Illinois Map 1850's


Illinois Map 1850's

About the Map: Explore the geographic history of the state of Illinois in this historic map. This map is part of our vintage USA State Map Collection showing the geography of the states in the 1850-1860s and the time of the Civil War.

Restoration: The map is a reproduction of the original map meticulously restored to its former glory using the latest digital imaging technology. Using this technology, we carefully restored the colors, torn edges, creases, smeared writings and more. We enhanced features while keeping the original character and design of the map.

This map is unframed, sold as an art print. Frames are shown for illustration ONLY.

Geographic Details: This historic map shows many details of towns, roads, railroads, and waterways in the 19th century of the United States.

Shows historic cities such as Chicago, Springfield, Aurora and more!

Explore the historic boundaries of the cities, counties, and states that have changed over the years. Discover physical changes in the geography - such as former lakes and canals used for transportation and agriculture.

Available Sizes: For an impressive display and maximum readability, choose the largest size available.  

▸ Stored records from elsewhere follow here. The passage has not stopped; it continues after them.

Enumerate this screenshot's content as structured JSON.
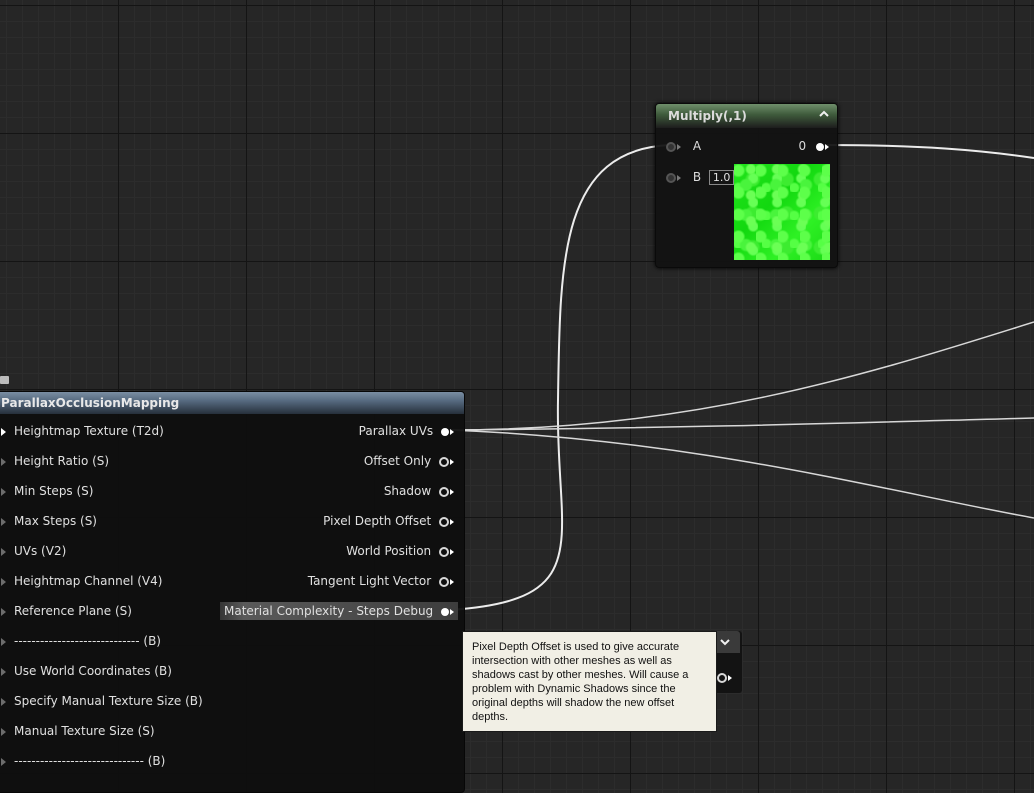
{
  "multiply_node": {
    "title": "Multiply(,1)",
    "input_a": "A",
    "input_b": "B",
    "b_value": "1.0",
    "output_label": "0",
    "header_color": "#4d6b49",
    "preview_color": "#1fe018"
  },
  "pom_node": {
    "title": "ParallaxOcclusionMapping",
    "header_color": "#5b6f85",
    "inputs": [
      "Heightmap Texture (T2d)",
      "Height Ratio (S)",
      "Min Steps (S)",
      "Max Steps (S)",
      "UVs (V2)",
      "Heightmap Channel (V4)",
      "Reference Plane (S)",
      "----------------------------- (B)",
      "Use World Coordinates (B)",
      "Specify Manual Texture Size (B)",
      "Manual Texture Size (S)",
      "------------------------------ (B)"
    ],
    "outputs": [
      "Parallax UVs",
      "Offset Only",
      "Shadow",
      "Pixel Depth Offset",
      "World Position",
      "Tangent Light Vector",
      "Material Complexity - Steps Debug"
    ]
  },
  "tooltip": {
    "text": "Pixel Depth Offset is used to give accurate intersection with other meshes as well as shadows cast by other meshes. Will cause a problem with Dynamic Shadows since the original depths will shadow the new offset depths."
  },
  "wire_color": "#f0f0f0"
}
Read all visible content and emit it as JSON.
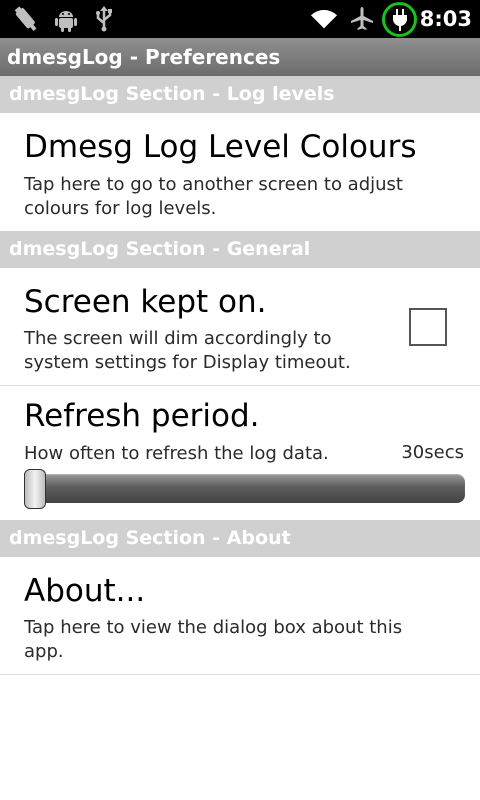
{
  "status_bar": {
    "time": "8:03",
    "icons": [
      "usb-debug-icon",
      "android-debug-icon",
      "usb-icon",
      "wifi-icon",
      "airplane-icon",
      "charging-icon"
    ],
    "charging_ring_color": "#19c119"
  },
  "app": {
    "title": "dmesgLog - Preferences"
  },
  "sections": [
    {
      "header": "dmesgLog Section - Log levels",
      "items": [
        {
          "title": "Dmesg Log Level Colours",
          "summary": "Tap here to go to another screen to adjust colours for log levels."
        }
      ]
    },
    {
      "header": "dmesgLog Section - General",
      "items": [
        {
          "title": "Screen kept on.",
          "summary": "The screen will dim accordingly to system settings for Display timeout.",
          "checked": false
        },
        {
          "title": "Refresh period.",
          "summary": "How often to refresh the log data.",
          "value_label": "30secs",
          "slider_fraction": 0.0
        }
      ]
    },
    {
      "header": "dmesgLog Section - About",
      "items": [
        {
          "title": "About...",
          "summary": "Tap here to view the dialog box about this app."
        }
      ]
    }
  ],
  "colors": {
    "section_header_bg": "#d0d0d0",
    "title_bar_bg": "#7c7c7c",
    "status_bar_bg": "#000000"
  }
}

Smaller size prints make excellent wall art in groups. Please note that there is no guarantee that small text will be legible in print.

Great Gift For: Interior Designers, Teachers, History Buffs, Anniversaries, Birthdays, Friends, Family, and many more!

Production and Shipping Times: The amount of time it takes for your map to arrive depends on where you live and how fast you approve the proof if you’ve ordered a custom map. See Production & Shipping.

Quality and Guarantee: We stand behind our work and guarantee the construction and quality. Contact us if you have any problems with your map and we will coordinate to ensure you are very happy with your purchase.

Materials and Production: This reproduction is printed on Fine Art Museum Quality Paper with giclée inks. The thick paper is archival quality and acid-free with vivid color definition.

Paper details:

  • 10 mil thick
  • 230 gsm weight
  • Museum Quality Matte finish

Made in the USA by a USA Small Business and Professional Geographer & Cartographer.

Shipped in a tube and rolled to eliminate creases.

History of the Time

The 1850s were a significant and transformative decade in the history of Illinois, as the state navigated economic growth, political shifts, and the evolving debates over slavery that would lead to its role in the American Civil War.

Economically, the 1850s marked a period of expansion and industrialization for Illinois. The state's strategic location at the crossroads of major waterways and railroads facilitated trade and commerce, contributing to its economic development. Chicago, in particular, emerged as a major transportation hub and industrial center. The completion of the Illinois and Michigan Canal in the 1840s further boosted the state's trade connections, linking the Great Lakes to the Mississippi River.

The growth of industry, manufacturing, and agriculture led to an increase in urbanization. Cities like Chicago experienced rapid population growth and the development of diverse neighborhoods. The state's natural resources, including coal and fertile soil, supported the expansion of industries such as mining, manufacturing, and farming.

The 1850s were a period of political changes and debates, both at the state and national levels. The issue of slavery was a divisive topic, and Illinois reflected the broader tensions between the North and the South. The state's "Free Soil" sentiment, rooted in its prohibition of slavery in the state's constitution, aligned it with the antislavery movement. The debates surrounding the extension of slavery into new territories, as well as the controversial Fugitive Slave Act of 1850, intensified the national discussion.

Illinois was also a significant player in the newly emerging Republican Party, which opposed the expansion of slavery into the western territories. Abraham Lincoln, a prominent Illinois lawyer and politician, emerged as a key figure in the Republican Party during the 1850s. His debates with Stephen A. Douglas, known as the Lincoln-Douglas debates, were pivotal in shaping public opinion on the slavery issue and solidified Lincoln's national reputation.

The decade also witnessed the emergence of social and cultural developments. The state's commitment to education led to the establishment of public schools and the growth of universities, including the founding of the University of Illinois in 1867. Religious and social reform movements gained momentum, reflecting the broader changes and values of the time.

As the 1850s came to a close, the nation's political and sectional divisions escalated, and Illinois found itself on the brink of a significant role in the Civil War. Abraham Lincoln's election as the 16th President of the United States in 1860 was a turning point, triggering the secession of southern states and leading to the eventual outbreak of war.

In conclusion, the 1850s were a transformative period for Illinois, marked by economic growth, political debates, and the looming specter of the Civil War. The state's industrialization, its role in the antislavery movement, and its contributions to the Republican Party set the stage for its pivotal role in shaping the nation's history in the years to come.